> _Study material_

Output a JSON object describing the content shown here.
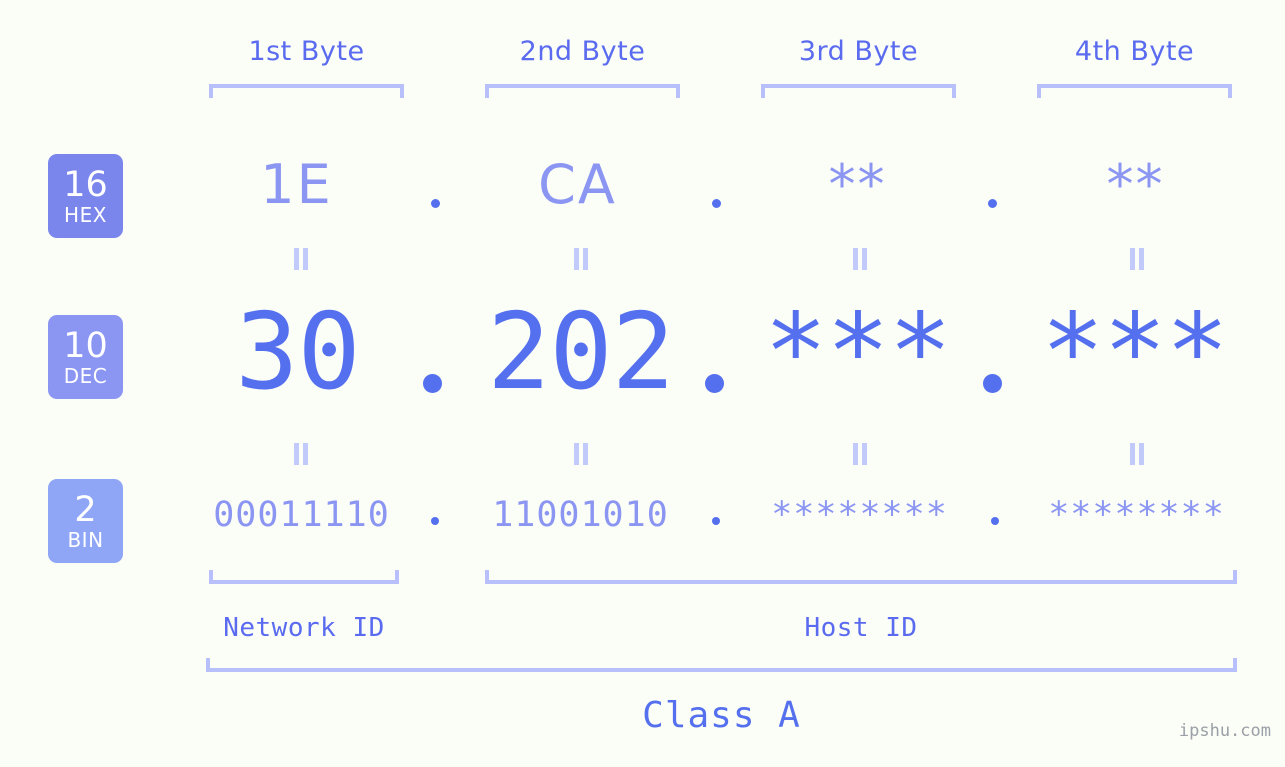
{
  "page": {
    "background_color": "#fbfdf7",
    "accent_color": "#5570ee",
    "light_accent_color": "#8b95f2",
    "bracket_color": "#b7c0fa",
    "watermark": "ipshu.com"
  },
  "byte_headers": [
    {
      "label": "1st Byte"
    },
    {
      "label": "2nd Byte"
    },
    {
      "label": "3rd Byte"
    },
    {
      "label": "4th Byte"
    }
  ],
  "bases": [
    {
      "number": "16",
      "abbr": "HEX",
      "color": "#7b86ec"
    },
    {
      "number": "10",
      "abbr": "DEC",
      "color": "#8b95f2"
    },
    {
      "number": "2",
      "abbr": "BIN",
      "color": "#8fa6f7"
    }
  ],
  "rows": {
    "hex": {
      "values": [
        "1E",
        "CA",
        "**",
        "**"
      ]
    },
    "dec": {
      "values": [
        "30",
        "202",
        "***",
        "***"
      ]
    },
    "bin": {
      "values": [
        "00011110",
        "11001010",
        "********",
        "********"
      ]
    }
  },
  "separators": {
    "dot": ".",
    "equals": "="
  },
  "id_sections": [
    {
      "label": "Network ID"
    },
    {
      "label": "Host ID"
    }
  ],
  "class_section": {
    "label": "Class A"
  }
}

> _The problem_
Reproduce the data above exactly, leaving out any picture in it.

> _Result of this task_
Output a JSON object describing the content shown here.
{
  "page": {
    "background_color": "#fbfdf7",
    "accent_color": "#5570ee",
    "light_accent_color": "#8b95f2",
    "bracket_color": "#b7c0fa",
    "watermark": "ipshu.com"
  },
  "byte_headers": [
    {
      "label": "1st Byte"
    },
    {
      "label": "2nd Byte"
    },
    {
      "label": "3rd Byte"
    },
    {
      "label": "4th Byte"
    }
  ],
  "bases": [
    {
      "number": "16",
      "abbr": "HEX",
      "color": "#7b86ec"
    },
    {
      "number": "10",
      "abbr": "DEC",
      "color": "#8b95f2"
    },
    {
      "number": "2",
      "abbr": "BIN",
      "color": "#8fa6f7"
    }
  ],
  "rows": {
    "hex": {
      "values": [
        "1E",
        "CA",
        "**",
        "**"
      ]
    },
    "dec": {
      "values": [
        "30",
        "202",
        "***",
        "***"
      ]
    },
    "bin": {
      "values": [
        "00011110",
        "11001010",
        "********",
        "********"
      ]
    }
  },
  "separators": {
    "dot": ".",
    "equals": "="
  },
  "id_sections": [
    {
      "label": "Network ID"
    },
    {
      "label": "Host ID"
    }
  ],
  "class_section": {
    "label": "Class A"
  }
}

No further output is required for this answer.